More and more, chaplains are faced with issues of Post-Traumatic Stress, Moral Injury, family separation and spiritual care at the end of life. It is a challenging, rich and rewarding ministerial setting and not everyone is cut out for it.  But, hopefully, more and more of our ministers and ministerial candidates will entertain the possibility of military service. In the years that I served, I met some of the most incredible, faithful and devoted men and women I had met in my over 34 years of ministry.  There is something to be said about going one on one with someone when they are half a world away from their family and loved ones. Something can be said about the trust, the vulnerability and the honesty of facing some of life’s most difficult moments with a person who is willing to trust you and willing to walk with you.

If you or someone you know may be considering a call to military chaplaincy, please be in touch with Rev. Stephen B. Boyd, Ecclesiastical Endorser for the United Church of Christ at boyds@ucc.org.

No Car No Gun

Over the past five years, the congregation that I serve has experienced one suicide per year.
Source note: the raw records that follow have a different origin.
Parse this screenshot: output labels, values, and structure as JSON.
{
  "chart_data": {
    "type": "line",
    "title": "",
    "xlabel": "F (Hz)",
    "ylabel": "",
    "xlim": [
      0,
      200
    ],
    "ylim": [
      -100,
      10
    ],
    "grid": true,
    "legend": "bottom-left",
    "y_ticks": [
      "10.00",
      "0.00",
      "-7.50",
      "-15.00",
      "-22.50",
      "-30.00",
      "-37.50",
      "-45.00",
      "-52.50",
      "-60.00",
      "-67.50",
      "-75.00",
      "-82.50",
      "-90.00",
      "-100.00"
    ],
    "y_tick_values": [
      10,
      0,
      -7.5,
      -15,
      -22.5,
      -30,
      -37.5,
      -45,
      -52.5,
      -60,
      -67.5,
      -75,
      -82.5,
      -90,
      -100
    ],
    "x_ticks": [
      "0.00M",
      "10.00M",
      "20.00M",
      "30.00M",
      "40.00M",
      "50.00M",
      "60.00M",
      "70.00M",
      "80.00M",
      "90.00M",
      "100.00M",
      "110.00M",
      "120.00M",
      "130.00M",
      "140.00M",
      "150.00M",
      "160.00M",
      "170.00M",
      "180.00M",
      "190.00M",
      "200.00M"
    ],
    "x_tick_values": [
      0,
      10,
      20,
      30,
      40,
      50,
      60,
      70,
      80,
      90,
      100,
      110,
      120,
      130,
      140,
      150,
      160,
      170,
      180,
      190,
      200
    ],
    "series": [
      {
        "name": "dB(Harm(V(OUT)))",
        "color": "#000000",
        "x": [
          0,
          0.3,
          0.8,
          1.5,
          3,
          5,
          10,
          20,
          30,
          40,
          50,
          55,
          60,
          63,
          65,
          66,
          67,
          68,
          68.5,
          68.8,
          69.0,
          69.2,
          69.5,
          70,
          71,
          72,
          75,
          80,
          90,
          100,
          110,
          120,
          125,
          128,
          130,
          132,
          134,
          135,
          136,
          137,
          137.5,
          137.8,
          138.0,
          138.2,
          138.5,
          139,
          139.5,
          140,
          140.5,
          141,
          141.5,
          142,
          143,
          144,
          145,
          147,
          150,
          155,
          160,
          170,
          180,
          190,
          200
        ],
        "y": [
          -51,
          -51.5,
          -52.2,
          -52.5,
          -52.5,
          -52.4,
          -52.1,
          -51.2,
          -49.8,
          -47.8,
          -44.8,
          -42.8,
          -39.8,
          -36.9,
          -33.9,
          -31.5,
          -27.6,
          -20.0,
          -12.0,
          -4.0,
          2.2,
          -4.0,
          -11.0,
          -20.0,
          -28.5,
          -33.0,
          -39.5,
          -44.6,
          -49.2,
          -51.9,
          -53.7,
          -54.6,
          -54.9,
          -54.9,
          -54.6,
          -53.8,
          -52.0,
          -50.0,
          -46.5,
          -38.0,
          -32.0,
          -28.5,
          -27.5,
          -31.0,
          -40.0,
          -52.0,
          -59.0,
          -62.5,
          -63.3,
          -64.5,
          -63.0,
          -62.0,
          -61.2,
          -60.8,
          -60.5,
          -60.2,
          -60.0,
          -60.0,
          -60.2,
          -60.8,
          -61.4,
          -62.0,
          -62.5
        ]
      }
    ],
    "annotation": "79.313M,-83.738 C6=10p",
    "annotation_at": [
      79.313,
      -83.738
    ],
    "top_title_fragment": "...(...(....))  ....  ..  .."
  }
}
They only have 180 members. In my church, the suicide rate is 1 out of 180 every year. Why is that?

Research indicates two main contributing factors:

I remember one church member who had a lifelong career in law enforcement. As his dementia grew worse, he got angrier and angrier at his wife who was his main caregiver. One day he shot her as well as himself to death.

Another church member is – at least to my knowledge – not diagnosed with a mental health problem. But his wife as the primary caregiver is concerned about his passion for his rifle, shotgun, and pistols. At one point, church volunteers were able to help the wife secure the weapons. But by now, he has gained access again and her anxiety is on the rise again.

What these two men have in common is that both had given up driving a long time ago. In their 80ies, they simply were not fit enough to operate machinery that can endanger lives at a significant scale. I wish their families had used that time to also have the gun talk. I propose the following policy for families, caregivers, religious institutions, healthcare providers and anybody who helps manage the lives of senior citizens:

NO CAR NO GUN
Or: when it’s time for grandpa to give up the truck, he also needs to give up the rifle.

This is not an infringement upon second amendment rights. Obviously, there is no age limit on constitutional rights but this is a voluntary action. Gun owners usually are concerned about their safety and the safety of their loved ones. Those difficult conversations occur around driving when it does not appear safe anymore. Firearms like motor vehicles have the potential to cause significant harm to the user and the people around them. When you have the “car talk” with a loved one, it is good practice to also ask them to surrender their guns.